What you need to do
Please state how many lines in the records contain the string "Vorlagen", with no words besides the number.

Recorded data

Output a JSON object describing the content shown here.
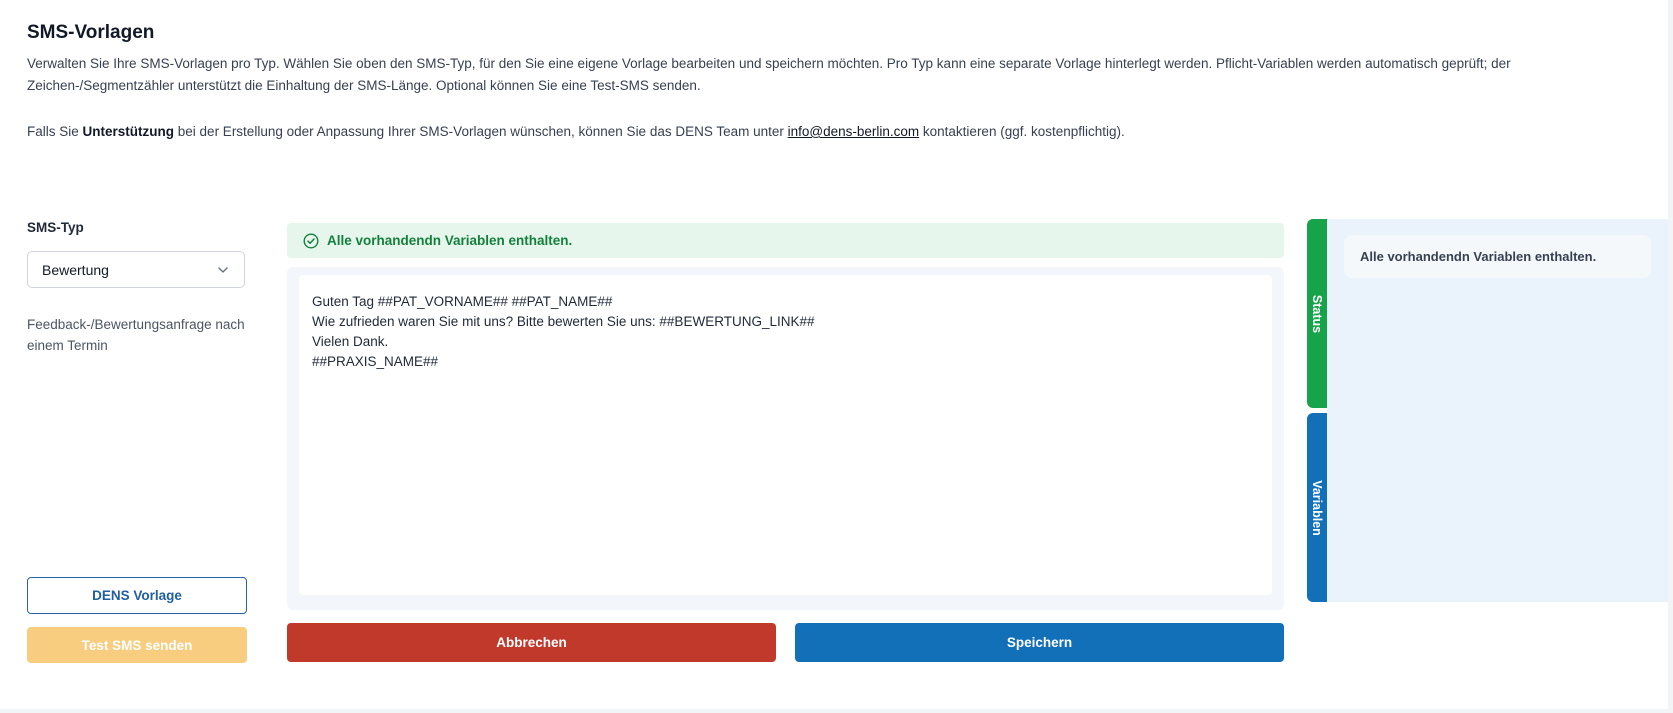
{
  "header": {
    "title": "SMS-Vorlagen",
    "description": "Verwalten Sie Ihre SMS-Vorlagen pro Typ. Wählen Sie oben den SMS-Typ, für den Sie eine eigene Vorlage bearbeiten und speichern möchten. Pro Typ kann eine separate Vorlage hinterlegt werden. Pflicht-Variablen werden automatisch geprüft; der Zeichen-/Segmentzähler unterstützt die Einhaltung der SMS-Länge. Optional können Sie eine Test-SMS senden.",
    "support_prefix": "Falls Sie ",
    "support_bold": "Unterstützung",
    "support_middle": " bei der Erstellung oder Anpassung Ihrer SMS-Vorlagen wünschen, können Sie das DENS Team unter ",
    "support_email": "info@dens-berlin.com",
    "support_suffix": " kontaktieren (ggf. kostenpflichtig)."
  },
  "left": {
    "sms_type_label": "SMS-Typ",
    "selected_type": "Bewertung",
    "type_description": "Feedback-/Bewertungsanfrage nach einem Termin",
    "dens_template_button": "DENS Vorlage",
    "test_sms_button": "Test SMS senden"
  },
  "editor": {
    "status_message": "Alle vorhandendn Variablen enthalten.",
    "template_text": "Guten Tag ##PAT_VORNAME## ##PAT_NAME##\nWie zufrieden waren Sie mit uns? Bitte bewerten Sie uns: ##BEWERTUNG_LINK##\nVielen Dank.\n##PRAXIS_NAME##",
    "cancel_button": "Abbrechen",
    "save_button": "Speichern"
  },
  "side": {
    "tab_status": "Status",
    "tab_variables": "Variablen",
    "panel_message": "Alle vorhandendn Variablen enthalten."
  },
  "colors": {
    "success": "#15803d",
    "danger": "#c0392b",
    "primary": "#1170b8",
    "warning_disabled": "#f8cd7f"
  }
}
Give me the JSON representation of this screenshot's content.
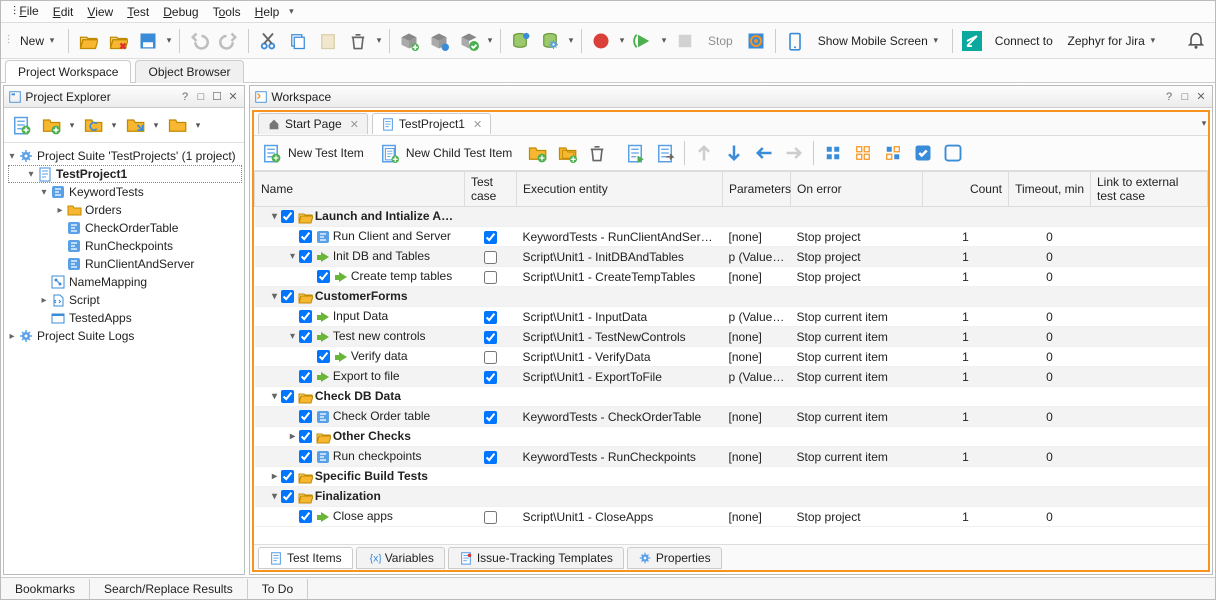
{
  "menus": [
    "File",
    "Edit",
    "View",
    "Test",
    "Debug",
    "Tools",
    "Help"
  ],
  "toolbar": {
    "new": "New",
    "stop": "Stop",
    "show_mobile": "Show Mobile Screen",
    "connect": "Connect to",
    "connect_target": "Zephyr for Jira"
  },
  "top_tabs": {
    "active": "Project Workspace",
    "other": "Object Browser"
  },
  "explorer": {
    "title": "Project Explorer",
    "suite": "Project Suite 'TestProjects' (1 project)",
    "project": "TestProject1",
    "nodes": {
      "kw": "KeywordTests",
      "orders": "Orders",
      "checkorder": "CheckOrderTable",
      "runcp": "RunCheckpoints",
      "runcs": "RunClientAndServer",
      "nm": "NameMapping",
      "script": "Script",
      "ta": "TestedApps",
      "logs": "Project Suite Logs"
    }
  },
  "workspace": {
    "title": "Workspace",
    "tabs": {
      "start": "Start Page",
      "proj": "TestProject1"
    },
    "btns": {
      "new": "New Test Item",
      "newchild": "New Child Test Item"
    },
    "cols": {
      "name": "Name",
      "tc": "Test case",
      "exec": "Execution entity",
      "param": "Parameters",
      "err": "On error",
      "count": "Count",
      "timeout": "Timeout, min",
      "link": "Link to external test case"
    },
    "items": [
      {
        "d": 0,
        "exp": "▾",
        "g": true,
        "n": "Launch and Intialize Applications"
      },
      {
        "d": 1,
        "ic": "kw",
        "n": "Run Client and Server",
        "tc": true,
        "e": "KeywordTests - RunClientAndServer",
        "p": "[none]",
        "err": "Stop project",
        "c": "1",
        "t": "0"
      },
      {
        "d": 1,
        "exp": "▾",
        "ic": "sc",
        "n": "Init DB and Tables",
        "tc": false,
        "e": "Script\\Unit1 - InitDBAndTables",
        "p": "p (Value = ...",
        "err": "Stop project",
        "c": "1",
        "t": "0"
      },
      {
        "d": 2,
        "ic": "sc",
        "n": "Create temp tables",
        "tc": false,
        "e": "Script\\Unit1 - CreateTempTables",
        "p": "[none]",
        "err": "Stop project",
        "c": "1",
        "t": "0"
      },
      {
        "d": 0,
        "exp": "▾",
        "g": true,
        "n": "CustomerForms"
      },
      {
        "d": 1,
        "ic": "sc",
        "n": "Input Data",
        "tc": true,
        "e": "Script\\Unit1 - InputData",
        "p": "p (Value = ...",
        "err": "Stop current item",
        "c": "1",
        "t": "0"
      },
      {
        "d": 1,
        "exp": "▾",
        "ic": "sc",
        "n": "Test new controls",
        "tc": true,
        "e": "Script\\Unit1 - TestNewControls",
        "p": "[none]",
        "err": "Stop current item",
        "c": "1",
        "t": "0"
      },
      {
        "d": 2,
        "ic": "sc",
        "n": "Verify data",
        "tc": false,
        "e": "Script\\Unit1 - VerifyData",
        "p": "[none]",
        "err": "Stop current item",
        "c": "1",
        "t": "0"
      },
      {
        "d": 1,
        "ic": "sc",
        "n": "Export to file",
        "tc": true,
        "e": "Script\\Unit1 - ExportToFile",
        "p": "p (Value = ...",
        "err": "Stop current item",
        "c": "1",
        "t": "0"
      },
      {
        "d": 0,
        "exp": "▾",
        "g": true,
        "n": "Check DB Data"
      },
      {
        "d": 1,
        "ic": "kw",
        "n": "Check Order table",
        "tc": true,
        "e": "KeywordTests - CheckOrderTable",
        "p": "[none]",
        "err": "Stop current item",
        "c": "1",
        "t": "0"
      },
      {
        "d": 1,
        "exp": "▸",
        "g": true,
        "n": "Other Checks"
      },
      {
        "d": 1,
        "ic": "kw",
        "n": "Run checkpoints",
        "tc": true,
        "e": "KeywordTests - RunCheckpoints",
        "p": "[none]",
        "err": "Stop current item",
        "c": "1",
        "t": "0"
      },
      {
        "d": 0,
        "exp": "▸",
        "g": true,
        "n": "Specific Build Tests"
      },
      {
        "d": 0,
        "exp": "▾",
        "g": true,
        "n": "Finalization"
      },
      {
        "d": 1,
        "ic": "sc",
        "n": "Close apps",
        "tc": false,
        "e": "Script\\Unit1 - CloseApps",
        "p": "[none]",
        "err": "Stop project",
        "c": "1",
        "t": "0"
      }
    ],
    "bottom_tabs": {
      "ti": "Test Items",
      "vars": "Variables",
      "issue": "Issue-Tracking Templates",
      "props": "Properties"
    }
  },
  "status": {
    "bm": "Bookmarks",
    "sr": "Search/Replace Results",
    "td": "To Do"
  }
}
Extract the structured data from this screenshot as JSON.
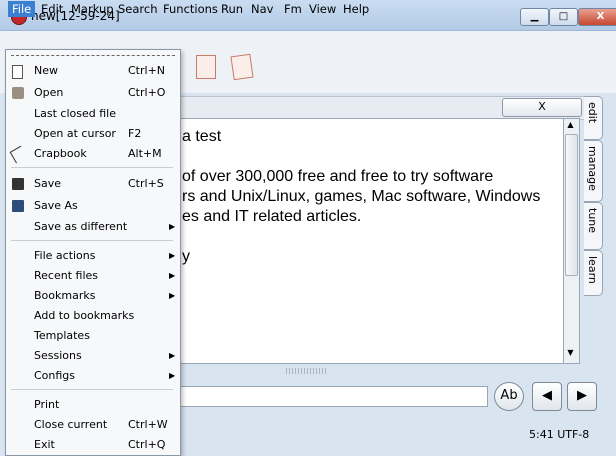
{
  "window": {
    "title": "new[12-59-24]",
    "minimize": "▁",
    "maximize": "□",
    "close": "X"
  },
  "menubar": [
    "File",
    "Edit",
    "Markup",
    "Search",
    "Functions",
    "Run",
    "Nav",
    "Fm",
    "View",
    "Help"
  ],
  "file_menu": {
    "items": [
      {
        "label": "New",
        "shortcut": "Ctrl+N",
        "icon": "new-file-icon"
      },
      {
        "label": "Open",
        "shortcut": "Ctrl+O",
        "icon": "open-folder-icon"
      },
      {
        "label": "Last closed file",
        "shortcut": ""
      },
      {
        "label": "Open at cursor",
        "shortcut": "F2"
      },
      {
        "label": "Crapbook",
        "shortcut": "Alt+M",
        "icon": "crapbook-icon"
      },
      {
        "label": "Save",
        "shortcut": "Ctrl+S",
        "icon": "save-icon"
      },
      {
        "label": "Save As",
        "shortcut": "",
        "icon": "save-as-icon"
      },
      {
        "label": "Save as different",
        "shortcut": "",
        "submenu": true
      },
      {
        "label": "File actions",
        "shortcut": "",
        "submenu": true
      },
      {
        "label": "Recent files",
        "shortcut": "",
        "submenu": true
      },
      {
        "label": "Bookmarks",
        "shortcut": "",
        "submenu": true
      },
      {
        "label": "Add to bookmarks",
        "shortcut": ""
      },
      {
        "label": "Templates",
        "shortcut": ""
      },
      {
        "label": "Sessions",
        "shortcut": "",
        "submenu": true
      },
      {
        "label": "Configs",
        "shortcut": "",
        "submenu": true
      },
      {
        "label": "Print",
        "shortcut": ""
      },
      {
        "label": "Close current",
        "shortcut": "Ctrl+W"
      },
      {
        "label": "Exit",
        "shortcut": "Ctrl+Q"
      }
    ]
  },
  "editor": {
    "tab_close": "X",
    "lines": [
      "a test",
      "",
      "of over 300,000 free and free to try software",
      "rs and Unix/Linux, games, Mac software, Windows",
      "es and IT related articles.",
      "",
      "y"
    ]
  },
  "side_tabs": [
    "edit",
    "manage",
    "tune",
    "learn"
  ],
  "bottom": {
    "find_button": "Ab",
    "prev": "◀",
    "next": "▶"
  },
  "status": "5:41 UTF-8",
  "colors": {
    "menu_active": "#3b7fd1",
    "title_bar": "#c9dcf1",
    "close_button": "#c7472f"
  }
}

Output of the exercise
3